First, I take Violet out for a short walk in the morning. At midday, unless it’s raining, we take the kids out for a 45-minute stroller walk to a farm during every work-at-home lunch break. Then after work, I whisk them out again while dinner is being conjured up by our resident world-class chef.

And since we’re uneasy about playgrounds right now, these pre-dinner nature jaunts usually only consist of one basic component: Walking through the woods near our house, including a short paved loop and an even shorter, blink-and-you’ll-miss-it nature trail.

The same exact stretch of woods each day. The same exact paved path. The same exact nature trail.


Given this repetition, there is usually a brief moment before I take the kids out when a small, nagging thought pops into my head that maybe this basic activity isn’t enough. Maybe we’ve done this one too many times. Maybe this time, the kids won’t be stimulated by a simple walk in the trees. Maybe I need to jazz it up with some bells and whistles.

And every single time without fail, that nagging thought is eradicated 15 seconds after we get outside, if not sooner.

Because every time we go outside, Greyson and Violet are instantly enraptured.

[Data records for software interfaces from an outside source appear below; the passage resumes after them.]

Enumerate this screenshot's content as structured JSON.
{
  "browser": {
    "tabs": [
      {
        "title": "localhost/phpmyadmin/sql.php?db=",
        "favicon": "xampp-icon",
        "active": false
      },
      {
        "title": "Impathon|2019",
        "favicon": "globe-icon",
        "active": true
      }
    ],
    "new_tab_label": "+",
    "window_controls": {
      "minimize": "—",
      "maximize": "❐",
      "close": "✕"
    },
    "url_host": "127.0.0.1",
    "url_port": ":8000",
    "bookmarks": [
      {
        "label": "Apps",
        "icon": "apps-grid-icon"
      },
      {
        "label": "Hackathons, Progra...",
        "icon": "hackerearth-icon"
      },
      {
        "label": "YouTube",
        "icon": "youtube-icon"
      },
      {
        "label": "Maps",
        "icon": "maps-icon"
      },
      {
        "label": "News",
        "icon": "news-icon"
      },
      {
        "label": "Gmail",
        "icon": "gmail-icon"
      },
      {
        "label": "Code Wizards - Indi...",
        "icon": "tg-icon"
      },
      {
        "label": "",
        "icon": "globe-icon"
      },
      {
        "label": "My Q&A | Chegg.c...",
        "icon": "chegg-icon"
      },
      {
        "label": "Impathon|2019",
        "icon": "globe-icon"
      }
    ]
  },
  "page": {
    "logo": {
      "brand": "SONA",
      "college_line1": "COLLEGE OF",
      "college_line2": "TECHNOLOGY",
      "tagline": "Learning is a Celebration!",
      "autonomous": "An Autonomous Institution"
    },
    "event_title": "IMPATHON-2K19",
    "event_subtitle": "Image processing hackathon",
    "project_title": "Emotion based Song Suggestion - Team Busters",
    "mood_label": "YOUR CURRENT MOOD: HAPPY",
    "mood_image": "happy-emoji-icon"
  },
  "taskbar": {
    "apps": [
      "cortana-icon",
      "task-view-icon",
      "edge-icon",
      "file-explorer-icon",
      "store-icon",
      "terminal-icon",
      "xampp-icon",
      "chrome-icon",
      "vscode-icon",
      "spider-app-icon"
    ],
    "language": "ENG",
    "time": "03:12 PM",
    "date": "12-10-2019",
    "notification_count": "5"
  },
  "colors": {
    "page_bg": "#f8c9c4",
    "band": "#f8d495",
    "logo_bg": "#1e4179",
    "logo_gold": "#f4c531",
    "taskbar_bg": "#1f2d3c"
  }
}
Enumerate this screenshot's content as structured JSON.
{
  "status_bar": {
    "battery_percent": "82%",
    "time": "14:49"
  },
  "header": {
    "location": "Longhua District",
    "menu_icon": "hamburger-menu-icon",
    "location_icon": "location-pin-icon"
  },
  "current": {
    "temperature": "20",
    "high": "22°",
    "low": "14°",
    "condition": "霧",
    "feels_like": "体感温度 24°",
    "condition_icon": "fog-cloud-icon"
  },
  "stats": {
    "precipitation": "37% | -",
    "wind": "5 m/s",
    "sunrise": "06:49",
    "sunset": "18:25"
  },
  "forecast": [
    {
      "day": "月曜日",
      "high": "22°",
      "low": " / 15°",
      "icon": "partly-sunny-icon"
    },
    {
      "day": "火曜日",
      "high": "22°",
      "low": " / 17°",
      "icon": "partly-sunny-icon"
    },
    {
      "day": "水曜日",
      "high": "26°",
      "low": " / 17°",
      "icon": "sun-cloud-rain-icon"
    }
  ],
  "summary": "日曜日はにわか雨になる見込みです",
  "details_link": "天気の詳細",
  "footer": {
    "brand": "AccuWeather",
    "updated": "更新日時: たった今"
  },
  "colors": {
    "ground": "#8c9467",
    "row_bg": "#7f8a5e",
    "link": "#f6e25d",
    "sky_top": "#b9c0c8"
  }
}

They are under the sway of Mother Nature, the most dynamic babysitter, entertainer, and nurturer the world has ever known.

Nature is like a blank canvas that a wide-eyed child (or adult for that matter) can fill up with the colorful brushstrokes of her imagination. And those brushstrokes are a little different every day. So every day you take a child into nature, they will paint you a different picture.

All you need to do is get them outside; nature will work its magic from there.


It’s downright awe-inspiring to watch my kids observe the natural world. To see Violet’s tiny face light up anytime she sees a bird fly by, or a dog being walked, or a horse in the distance, or the moon overhead (that one’s her favorite). Or to watch as Greyson takes a keen interest in every little nature bauble underfoot — a pine cone, a black walnut, a patch of moss, a Y-shaped stick, a rock shaped like an animal. Or to walk behind them as they both run headlong through the woods.

There is never any shortage of conversation fodder in the woods. Never an ounce of boredom as we walk along paths we’ve traversed a hundred times before. There is somehow always something new to see, and always another topic for our freewheeling nature-walk chats.

Sitting inside, it seems like these things would be finite quantities. But once you venture outside, they start to feel almost infinite.

Why? Because being out in the open opens you up. Breathing fresh air freshens up your perspective. Spending time in nature — due to its essential and life-sustaining nature — gets you in touch with your deepest, truest nature.

Whether you’re 1½ , 3½, or 40½.